====== Exercise material ======
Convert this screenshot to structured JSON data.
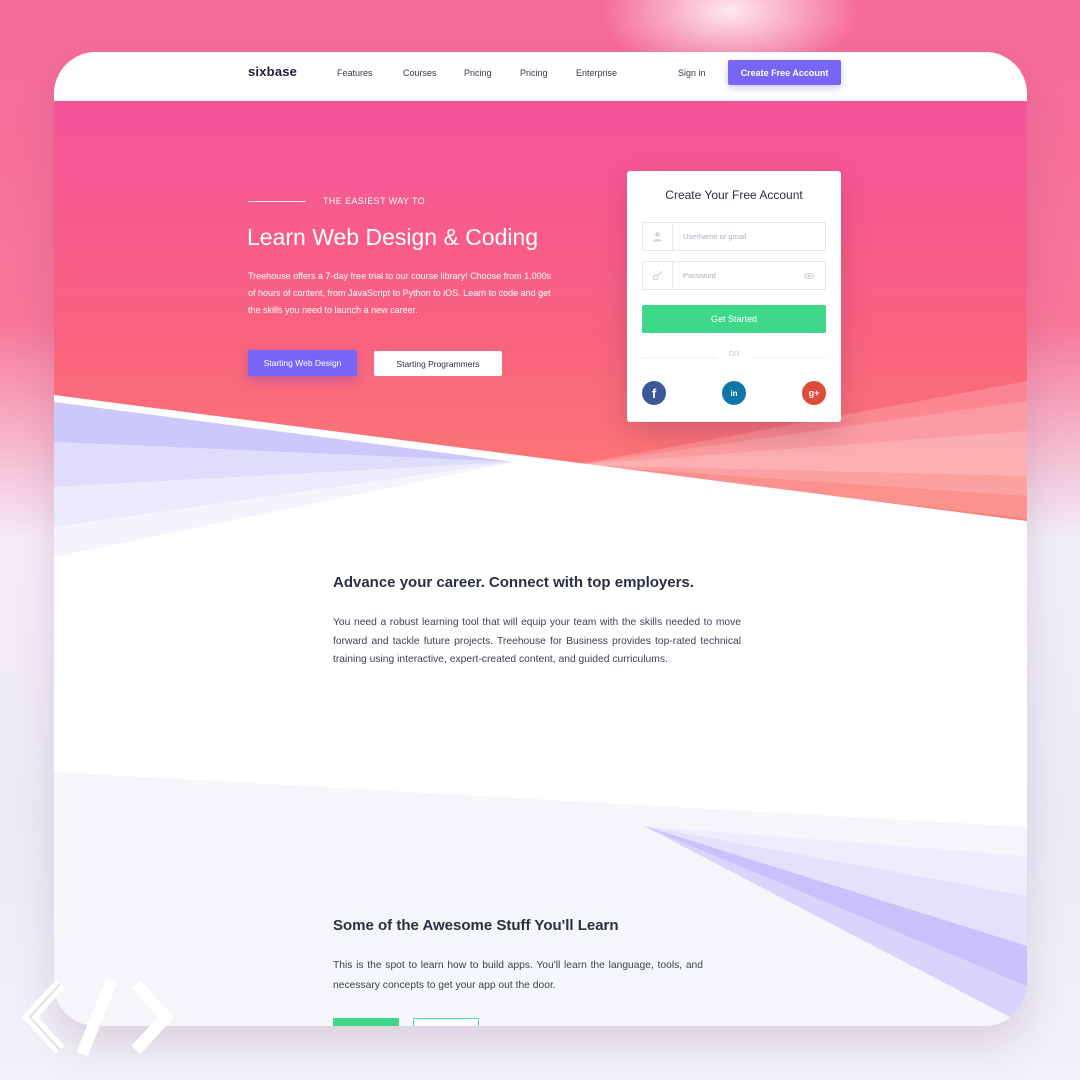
{
  "colors": {
    "hero_top": "#f5549c",
    "hero_bottom": "#fd7d74",
    "accent_purple": "#7766f5",
    "accent_green": "#3fd88a",
    "text_dark": "#2b2f44",
    "facebook": "#3b5998",
    "linkedin": "#0e76a8",
    "google_plus": "#dd4b39"
  },
  "nav": {
    "logo": "sixbase",
    "links": [
      "Features",
      "Courses",
      "Pricing",
      "Pricing",
      "Enterprise"
    ],
    "sign_in": "Sign in",
    "cta": "Create Free Account"
  },
  "hero": {
    "eyebrow": "THE EASIEST WAY TO",
    "title": "Learn Web Design & Coding",
    "description": "Treehouse offers a 7-day free trial to our course library! Choose from 1,000s of hours of content, from JavaScript to Python to iOS. Learn to code and get the skills you need to launch a new career.",
    "btn_primary": "Starting Web Design",
    "btn_secondary": "Starting  Programmers"
  },
  "signup": {
    "title": "Create Your Free Account",
    "username_placeholder": "Username or gmail",
    "password_placeholder": "Password",
    "submit": "Get Started",
    "or": "OR",
    "social": [
      {
        "name": "facebook",
        "glyph": "f",
        "icon": "facebook-icon"
      },
      {
        "name": "linkedin",
        "glyph": "in",
        "icon": "linkedin-icon"
      },
      {
        "name": "google-plus",
        "glyph": "g+",
        "icon": "google-plus-icon"
      }
    ]
  },
  "section_career": {
    "title": "Advance your career. Connect with top employers.",
    "body": "You need a robust learning tool that will equip your team with the skills needed to move forward and tackle future projects. Treehouse for Business provides top-rated technical training using interactive, expert-created content, and guided curriculums."
  },
  "section_learn": {
    "title": "Some of the Awesome Stuff You'll Learn",
    "body": "This is the spot to learn how to build apps. You'll learn the language, tools, and necessary concepts to get your app out the door."
  },
  "watermark": {
    "icon": "code-brackets-icon"
  }
}
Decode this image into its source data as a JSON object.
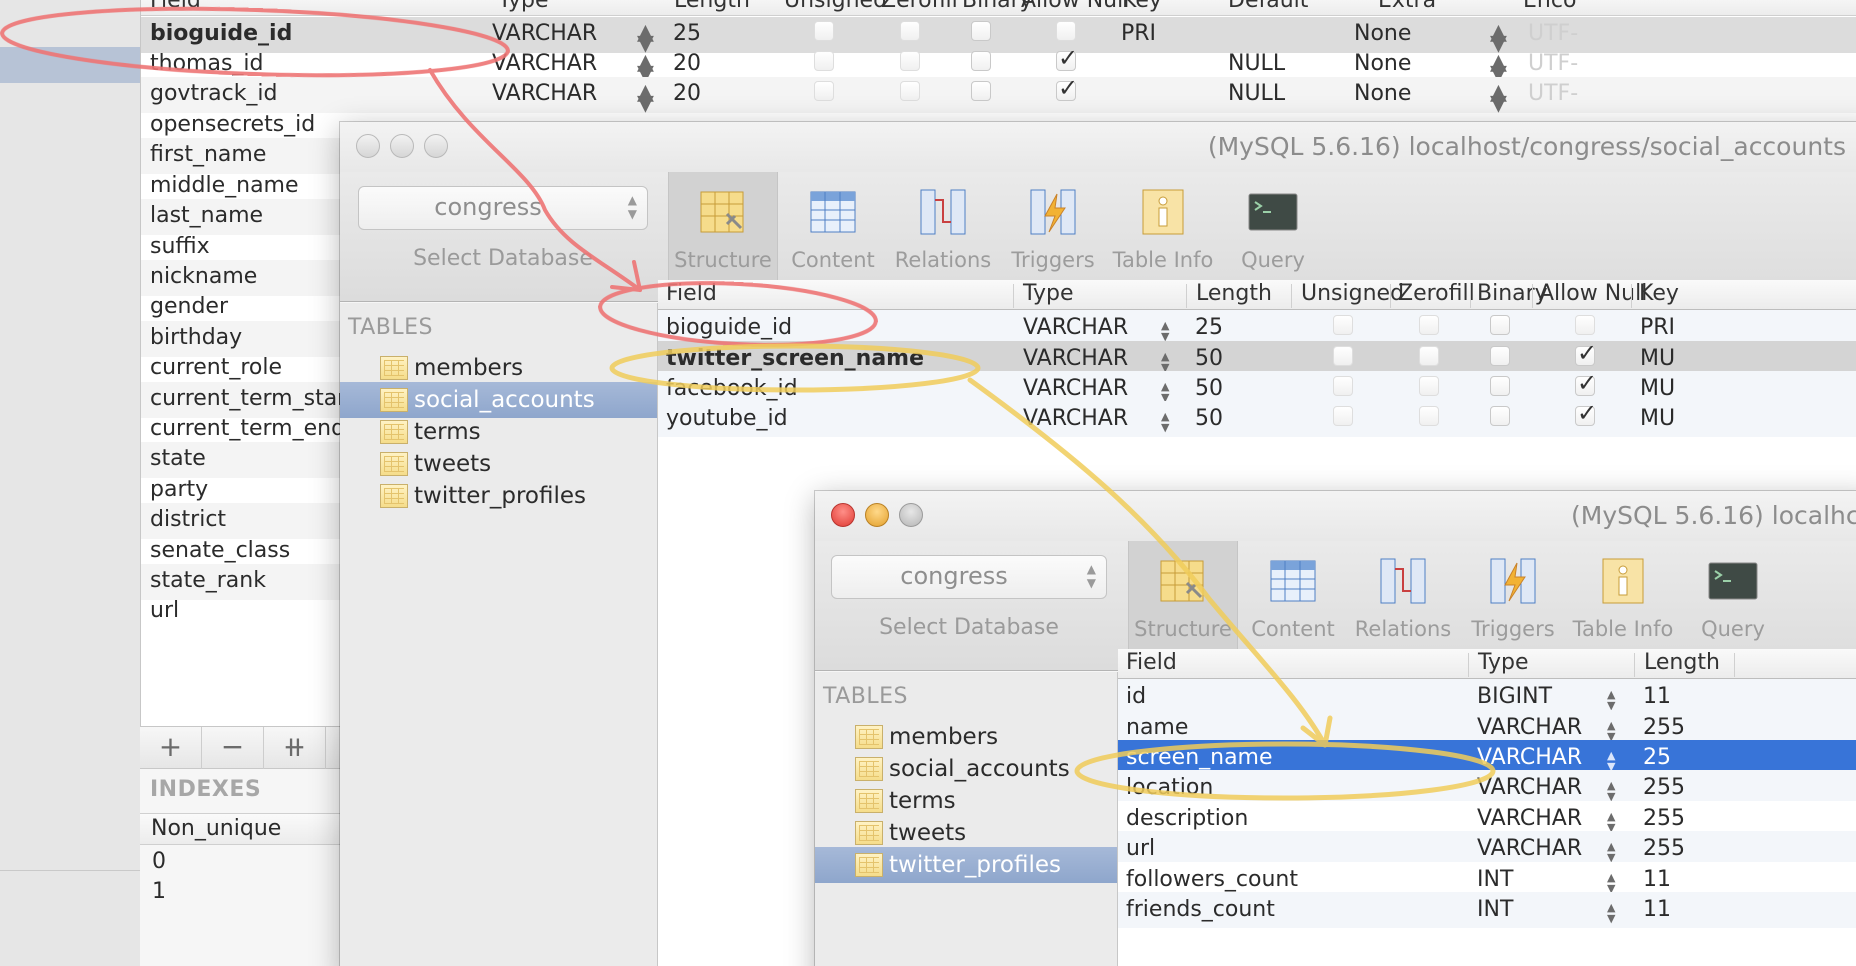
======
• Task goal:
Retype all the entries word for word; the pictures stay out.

• Response to this exercise:
Convert this screenshot to structured JSON data.
{
  "colors": {
    "hero_top": "#f5549c",
    "hero_bottom": "#fd7d74",
    "accent_purple": "#7766f5",
    "accent_green": "#3fd88a",
    "text_dark": "#2b2f44",
    "facebook": "#3b5998",
    "linkedin": "#0e76a8",
    "google_plus": "#dd4b39"
  },
  "nav": {
    "logo": "sixbase",
    "links": [
      "Features",
      "Courses",
      "Pricing",
      "Pricing",
      "Enterprise"
    ],
    "sign_in": "Sign in",
    "cta": "Create Free Account"
  },
  "hero": {
    "eyebrow": "THE EASIEST WAY TO",
    "title": "Learn Web Design & Coding",
    "description": "Treehouse offers a 7-day free trial to our course library! Choose from 1,000s of hours of content, from JavaScript to Python to iOS. Learn to code and get the skills you need to launch a new career.",
    "btn_primary": "Starting Web Design",
    "btn_secondary": "Starting  Programmers"
  },
  "signup": {
    "title": "Create Your Free Account",
    "username_placeholder": "Username or gmail",
    "password_placeholder": "Password",
    "submit": "Get Started",
    "or": "OR",
    "social": [
      {
        "name": "facebook",
        "glyph": "f",
        "icon": "facebook-icon"
      },
      {
        "name": "linkedin",
        "glyph": "in",
        "icon": "linkedin-icon"
      },
      {
        "name": "google-plus",
        "glyph": "g+",
        "icon": "google-plus-icon"
      }
    ]
  },
  "section_career": {
    "title": "Advance your career. Connect with top employers.",
    "body": "You need a robust learning tool that will equip your team with the skills needed to move forward and tackle future projects. Treehouse for Business provides top-rated technical training using interactive, expert-created content, and guided curriculums."
  },
  "section_learn": {
    "title": "Some of the Awesome Stuff You'll Learn",
    "body": "This is the spot to learn how to build apps. You'll learn the language, tools, and necessary concepts to get your app out the door."
  },
  "watermark": {
    "icon": "code-brackets-icon"
  }
}
Decode this image into its source data as a JSON object.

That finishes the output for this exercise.